With personal contract purchase, you lease – or rent, in effect – the car for your agreed lease contract with the provider. Once this contract term is up, you don’t return the car or swap it for a new one. Instead, you’ll pay what’s known as a ‘balloon payment’.

This is a large payment that covers the final value of the car, with consideration for depreciation over the course of the leasing contract. What is paramount to understand is that once the car is yours, you’ll have some new responsibilities.

Beyond the standard leasing contract, your agreement may optionally include:

• Maintenance

• Insurance

• Fuel.

Bear in mind that, once your leasing contract is up, it is your responsibility to pay your annual road tax and insurance. Use the DVLA checker to see when your road tax is up for renewal, and speak to your local car dealer about any maintenance packages if you have them.

You should also shop around for insurance packages – expect these to be a little more expensive than they were as part of your package, as they will essentially be a new deal with new premiums.

Taxes on business leases

Business leasing is a great incentive for staff teams, and can save considerable amounts on taxes. The bad news is that business lease deals do not cover road tax. The good news is that you can make savings elsewhere, such as on VAT.

When you lease a car through your business, you can reclaim 50% of the VAT on the monthly repayments. Even better, if the car is exclusively for business use (for example taxis, as opposed to cars used for commuting), you can reclaim up to 100% of the VAT back.

What’s more, if you have a maintenance agreement with your business lease, you can claim back up to 100% of the VAT on this too.

Benefit in Kind tax

One unwelcome facet of business leasing is Benefit in Kind tax. This is an income tax payable by the driver of the car, and it applies to any company benefits such as cars, healthcare or childcare. Benefit in Kind is calculated based on your annual salary, the value of the car, and the car’s emissions. You can estimate your monthly payments with this calculator.

Again, there’s an incentive here to choose the environmentally friendly option. Based on the new emissions testing, electric cars registered after April 2020 will not be subject to any Benefit in Kind tax. This will only rise marginally, to 1% in 2021/22 and 2% for 2022/23.

If the car was registered before April 2020, the Benefit in Kind tax will increase to 2% in 2021/22 and for the next two years thereafter.

Either way, there is still an incentive to choose an electric or alternative fuelled car. Plug-in hybrids, for example, with an electric range of 25 miles, will have a tax rate of just 12 to 14%.

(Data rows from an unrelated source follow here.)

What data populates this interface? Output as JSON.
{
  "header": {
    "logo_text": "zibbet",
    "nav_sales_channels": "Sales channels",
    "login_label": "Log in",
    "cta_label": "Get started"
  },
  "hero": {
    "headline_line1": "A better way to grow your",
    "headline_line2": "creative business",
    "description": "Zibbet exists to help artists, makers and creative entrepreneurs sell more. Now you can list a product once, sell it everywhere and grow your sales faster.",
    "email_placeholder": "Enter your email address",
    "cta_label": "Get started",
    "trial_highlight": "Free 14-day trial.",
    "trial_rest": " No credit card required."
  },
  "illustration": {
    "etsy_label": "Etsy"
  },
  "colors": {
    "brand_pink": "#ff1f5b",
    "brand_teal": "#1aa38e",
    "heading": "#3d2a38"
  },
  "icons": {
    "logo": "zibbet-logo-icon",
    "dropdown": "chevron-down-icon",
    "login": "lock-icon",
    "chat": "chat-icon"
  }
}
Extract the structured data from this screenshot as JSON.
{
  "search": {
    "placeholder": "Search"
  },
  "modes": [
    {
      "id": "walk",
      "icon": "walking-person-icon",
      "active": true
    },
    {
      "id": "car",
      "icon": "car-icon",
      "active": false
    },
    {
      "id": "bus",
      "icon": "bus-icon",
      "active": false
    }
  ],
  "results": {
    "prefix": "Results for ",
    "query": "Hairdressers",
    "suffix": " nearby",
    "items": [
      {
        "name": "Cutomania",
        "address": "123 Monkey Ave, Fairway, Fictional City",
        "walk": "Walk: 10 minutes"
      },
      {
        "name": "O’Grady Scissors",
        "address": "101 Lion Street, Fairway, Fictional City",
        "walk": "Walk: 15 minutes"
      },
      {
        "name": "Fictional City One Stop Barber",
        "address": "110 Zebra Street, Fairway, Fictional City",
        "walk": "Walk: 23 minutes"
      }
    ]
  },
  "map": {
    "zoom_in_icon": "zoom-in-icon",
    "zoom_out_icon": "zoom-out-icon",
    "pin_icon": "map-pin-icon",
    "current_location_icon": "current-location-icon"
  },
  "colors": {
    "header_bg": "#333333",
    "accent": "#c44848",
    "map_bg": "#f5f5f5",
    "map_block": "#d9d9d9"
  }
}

Read more in our Benefit in Kind tax guide here >

Ready to roll?

Whether you’re going all in with insurance, maintenance and fuel, or just opting for a standard package, leasing offers significant tax breaks. Our leasing agents will help you to find the best deal for you based on business and/or personal needs. Plus, we’ve got a comprehensive range of environmentally friendly vehicles to keep those costs down.

Contact us for more information here.